The church has four parcels left to buy. Strayhorn said he plans to open the doors of a new church, family life center and school by 2020.
The Browns are part of all these community efforts. Pick an event or program in the West End, and chances are good that Tia or Michael will have had a hand in it. As Seven Hills communication coordinator, Tia, especially, is in touch with everyone, collecting news and information and sending back out into the community.
“Tia is always willing to show up and be there,” said Alexis Kidd, executive director of Seven Hills. “She's a voice that's a fresh perspective. She lives here. She's a resident.”
The Browns also are affecting the neighborhood in the smallest ways: mowing empty lots, talking to their neighbors, cleaning up litter on the sidewalk, walking to and from work.
“The little things go a long way,” Michael said. “Everybody wants good neighbors. People you can talk to, people you can trust, and that’s what we’re about.”

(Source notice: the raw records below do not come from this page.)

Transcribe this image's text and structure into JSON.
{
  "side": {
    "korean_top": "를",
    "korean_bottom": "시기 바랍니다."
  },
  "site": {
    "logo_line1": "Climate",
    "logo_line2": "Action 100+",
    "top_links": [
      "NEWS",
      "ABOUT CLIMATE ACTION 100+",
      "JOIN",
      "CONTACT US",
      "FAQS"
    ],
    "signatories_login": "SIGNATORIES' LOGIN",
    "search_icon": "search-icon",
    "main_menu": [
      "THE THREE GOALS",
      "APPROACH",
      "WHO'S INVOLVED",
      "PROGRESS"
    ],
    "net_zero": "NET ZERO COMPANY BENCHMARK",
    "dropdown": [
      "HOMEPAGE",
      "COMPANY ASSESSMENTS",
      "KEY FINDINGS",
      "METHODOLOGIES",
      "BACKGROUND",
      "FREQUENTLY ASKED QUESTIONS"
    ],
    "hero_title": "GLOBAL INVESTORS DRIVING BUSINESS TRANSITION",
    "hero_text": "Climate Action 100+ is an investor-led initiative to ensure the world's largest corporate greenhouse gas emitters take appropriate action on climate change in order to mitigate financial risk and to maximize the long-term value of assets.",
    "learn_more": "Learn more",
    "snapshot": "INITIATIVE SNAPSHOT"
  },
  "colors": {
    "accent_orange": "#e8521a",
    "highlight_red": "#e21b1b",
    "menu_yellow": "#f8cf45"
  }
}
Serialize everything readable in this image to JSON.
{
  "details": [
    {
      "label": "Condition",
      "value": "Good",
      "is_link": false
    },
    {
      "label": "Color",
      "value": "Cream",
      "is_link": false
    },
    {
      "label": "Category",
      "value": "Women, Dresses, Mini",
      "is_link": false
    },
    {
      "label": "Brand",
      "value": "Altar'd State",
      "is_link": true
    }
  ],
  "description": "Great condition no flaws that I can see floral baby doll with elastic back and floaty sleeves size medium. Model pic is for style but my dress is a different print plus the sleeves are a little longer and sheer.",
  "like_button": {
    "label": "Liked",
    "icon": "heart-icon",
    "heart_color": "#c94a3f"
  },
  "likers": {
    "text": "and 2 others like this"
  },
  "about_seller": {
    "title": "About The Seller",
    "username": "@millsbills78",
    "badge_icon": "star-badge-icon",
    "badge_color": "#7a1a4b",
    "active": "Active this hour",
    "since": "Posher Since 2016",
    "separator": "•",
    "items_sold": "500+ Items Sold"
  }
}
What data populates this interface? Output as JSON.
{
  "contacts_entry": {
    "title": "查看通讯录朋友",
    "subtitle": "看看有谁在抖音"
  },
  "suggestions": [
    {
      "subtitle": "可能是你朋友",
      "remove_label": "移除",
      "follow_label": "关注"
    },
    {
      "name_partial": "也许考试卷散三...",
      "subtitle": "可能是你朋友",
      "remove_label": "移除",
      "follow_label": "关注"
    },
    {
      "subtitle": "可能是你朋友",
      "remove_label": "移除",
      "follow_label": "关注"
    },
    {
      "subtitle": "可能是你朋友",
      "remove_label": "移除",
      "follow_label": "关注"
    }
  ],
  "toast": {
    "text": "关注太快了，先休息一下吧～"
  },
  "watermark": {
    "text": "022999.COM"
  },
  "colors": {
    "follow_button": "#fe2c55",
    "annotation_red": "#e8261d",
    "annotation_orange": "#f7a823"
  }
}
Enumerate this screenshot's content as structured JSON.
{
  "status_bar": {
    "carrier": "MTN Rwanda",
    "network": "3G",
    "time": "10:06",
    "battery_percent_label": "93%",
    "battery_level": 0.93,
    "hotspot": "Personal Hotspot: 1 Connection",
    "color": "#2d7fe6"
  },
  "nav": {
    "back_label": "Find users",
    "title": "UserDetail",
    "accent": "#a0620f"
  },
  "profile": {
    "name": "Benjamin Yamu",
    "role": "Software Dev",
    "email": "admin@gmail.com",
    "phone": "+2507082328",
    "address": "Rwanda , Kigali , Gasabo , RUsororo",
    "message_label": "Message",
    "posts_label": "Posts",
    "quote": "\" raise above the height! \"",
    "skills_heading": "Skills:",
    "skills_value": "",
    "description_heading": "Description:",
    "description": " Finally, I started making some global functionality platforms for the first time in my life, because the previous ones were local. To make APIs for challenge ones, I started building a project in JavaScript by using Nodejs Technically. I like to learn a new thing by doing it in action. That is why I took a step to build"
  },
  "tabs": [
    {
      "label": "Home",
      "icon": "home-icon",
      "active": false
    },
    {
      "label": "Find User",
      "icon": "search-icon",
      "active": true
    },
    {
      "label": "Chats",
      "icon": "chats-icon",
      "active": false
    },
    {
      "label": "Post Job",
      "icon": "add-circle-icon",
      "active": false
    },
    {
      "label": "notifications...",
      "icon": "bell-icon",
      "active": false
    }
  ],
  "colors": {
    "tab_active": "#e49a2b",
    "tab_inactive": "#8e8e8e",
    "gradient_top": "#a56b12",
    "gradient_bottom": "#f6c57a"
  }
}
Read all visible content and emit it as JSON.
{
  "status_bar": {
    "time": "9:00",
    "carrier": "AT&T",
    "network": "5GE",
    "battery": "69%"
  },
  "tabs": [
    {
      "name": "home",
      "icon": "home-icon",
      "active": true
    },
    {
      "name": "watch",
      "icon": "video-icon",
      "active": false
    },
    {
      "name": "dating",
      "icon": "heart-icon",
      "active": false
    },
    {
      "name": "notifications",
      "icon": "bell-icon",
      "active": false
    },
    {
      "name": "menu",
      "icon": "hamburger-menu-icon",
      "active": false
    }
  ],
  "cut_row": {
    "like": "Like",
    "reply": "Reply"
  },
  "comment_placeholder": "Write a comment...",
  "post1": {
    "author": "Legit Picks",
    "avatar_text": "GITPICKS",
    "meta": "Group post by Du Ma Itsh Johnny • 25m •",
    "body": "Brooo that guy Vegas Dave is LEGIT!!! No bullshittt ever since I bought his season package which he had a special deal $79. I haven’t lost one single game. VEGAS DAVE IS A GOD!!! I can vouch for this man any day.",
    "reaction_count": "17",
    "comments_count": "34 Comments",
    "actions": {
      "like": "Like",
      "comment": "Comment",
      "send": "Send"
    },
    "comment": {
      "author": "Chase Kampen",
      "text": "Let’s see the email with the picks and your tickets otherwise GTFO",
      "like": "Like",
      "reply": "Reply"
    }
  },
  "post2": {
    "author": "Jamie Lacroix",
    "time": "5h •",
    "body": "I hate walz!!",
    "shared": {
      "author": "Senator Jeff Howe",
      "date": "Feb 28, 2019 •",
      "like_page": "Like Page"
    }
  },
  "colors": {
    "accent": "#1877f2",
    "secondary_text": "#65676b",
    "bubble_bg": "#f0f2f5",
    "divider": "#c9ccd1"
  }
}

They've strung up lights on their home's small patio, and they already have reached out to the owners of the empty lots and buildings around them, asking if they'd ever sell. Tia still is stalking real estate, looking for permanent home for the West End Gallery. They dream about making their home a gathering place for friends and family — nieces, nephews and cousins, neighbors, the more the merrier.
Robert Killins, a Seven Hills board member, has lived in the West End for nearly 20 years. He says he sees more young families like the Browns moving into the neighborhood and with them a growing amount of social engagement and social capital. They have time to volunteer and work in their community.
Combined with professional and financial support from LISC and Place Matters, the social engagement is making community development happen, said West End Community Council President Keith Blake.
“Lately,” said Blake, who has lived in West End since 1989, “people are more interested in long-term participation in the community.”
When West End crime makes the news, Tia said their family wonders why they live there. But the Browns have endless faith in the West End and no doubt this is where they should be.
“The community is still rife with that darkness and that violence. It’s still there,” Michael said. “But it’s decreased. The more we expand, the less we see that stuff.”